Allowing chief officers to decide what their volunteers can and cannot do will create a confusing patchwork of powers across the country and leave the door open to abuses. How are we supposed to know whether a volunteer in uniform is acting lawfully when their responsibilities vary from town to town?
What is the predicted timeline on the Bill?
The Bill partially went through report stage before the close of the 2015–16 Parliament and will finish its final stages in the House of Commons before summer recess. We expect it to continue in the House of Lords in the autumn.
What are the trends and your predictions for the future?
The Policing and Crime Bill’s most worrying proposals are part of a wider pattern that is seeing the government build anti-immigrant sentiment into every aspect of life. In the absence of strong opposition to these measures in Parliament, border controls appear to be creeping into public service provision, employment law and even the housing market. The result will be growing racial tensions across society and worsening relations between the police and ethnic minority communities.
This Bill also extends the role of police and crime commissioners, giving them more powers in spite of their patchy track record. This suggests we will see the politicisation of ever more aspects of policing, and even other public services such as education and parts of the criminal justice system.

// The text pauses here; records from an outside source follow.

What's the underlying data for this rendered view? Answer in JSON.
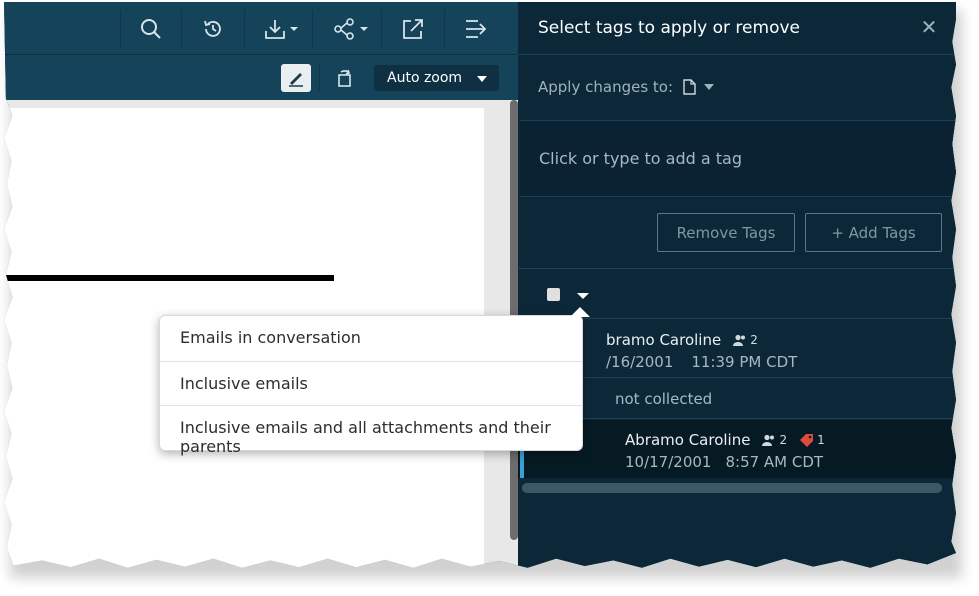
{
  "toolbar": {
    "icons": [
      "search-icon",
      "history-icon",
      "download-icon",
      "share-icon",
      "external-link-icon",
      "collapse-panel-icon"
    ]
  },
  "subbar": {
    "zoom_value": "Auto zoom",
    "icons": [
      "highlight-icon",
      "rotate-icon"
    ]
  },
  "panel": {
    "title": "Select tags to apply or remove",
    "apply_label": "Apply changes to:",
    "tag_placeholder": "Click or type to add a tag",
    "remove_button": "Remove Tags",
    "add_button": "+ Add Tags",
    "rows": [
      {
        "name": "bramo Caroline",
        "people": "2",
        "date": "/16/2001",
        "time": "11:39 PM CDT"
      },
      {
        "status": "not collected"
      },
      {
        "name": "Abramo Caroline",
        "people": "2",
        "tags": "1",
        "date": "10/17/2001",
        "time": "8:57 AM CDT"
      }
    ]
  },
  "popup": {
    "items": [
      "Emails in conversation",
      "Inclusive emails",
      "Inclusive emails and all attachments and their parents"
    ]
  },
  "colors": {
    "toolbar_bg": "#15435a",
    "panel_bg": "#0c2838",
    "accent": "#3aa0d8",
    "tag_red": "#e04a3c"
  }
}
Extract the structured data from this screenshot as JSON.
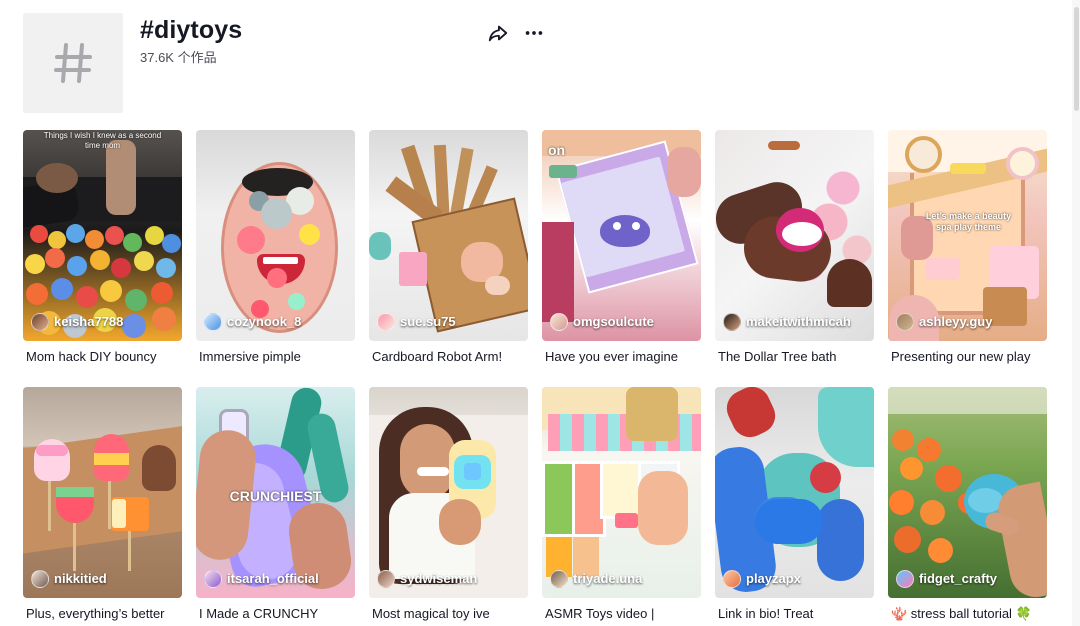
{
  "header": {
    "title": "#diytoys",
    "count": "37.6K 个作品",
    "hashtag_icon": "hashtag-icon",
    "share_icon": "share-arrow-icon",
    "more_icon": "more-dots-icon"
  },
  "videos": [
    {
      "overlay": "Things I wish I knew as a second time mom",
      "author": "keisha7788",
      "caption": "Mom hack DIY bouncy"
    },
    {
      "overlay": "",
      "author": "cozynook_8",
      "caption": "Immersive pimple"
    },
    {
      "overlay": "",
      "author": "sue.su75",
      "caption": "Cardboard Robot Arm!"
    },
    {
      "overlay": "on",
      "author": "omgsoulcute",
      "caption": "Have you ever imagine"
    },
    {
      "overlay": "",
      "author": "makeitwithmicah",
      "caption": "The Dollar Tree bath"
    },
    {
      "overlay": "Let’s make a beauty spa play theme",
      "author": "ashleyy.guy",
      "caption": "Presenting our new play"
    },
    {
      "overlay": "",
      "author": "nikkitied",
      "caption": "Plus, everything’s better"
    },
    {
      "overlay": "CRUNCHIEST",
      "author": "itsarah_official",
      "caption": "I Made a CRUNCHY"
    },
    {
      "overlay": "",
      "author": "sydwiseman",
      "caption": "Most magical toy ive"
    },
    {
      "overlay": "",
      "author": "triyade.una",
      "caption": "ASMR Toys video |"
    },
    {
      "overlay": "",
      "author": "playzapx",
      "caption": "Link in bio! Treat"
    },
    {
      "overlay": "",
      "author": "fidget_crafty",
      "caption": "🪸 stress ball tutorial 🍀"
    }
  ],
  "colors": {
    "text": "#161823",
    "secondary_text": "#4b4d57",
    "placeholder_bg": "#f1f1f2"
  }
}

This article has been repurposed from LexisPSL.
Interviewed by Robert Matthews.
The views expressed by our Legal Analysis interviewees are not necessarily those of the proprietor.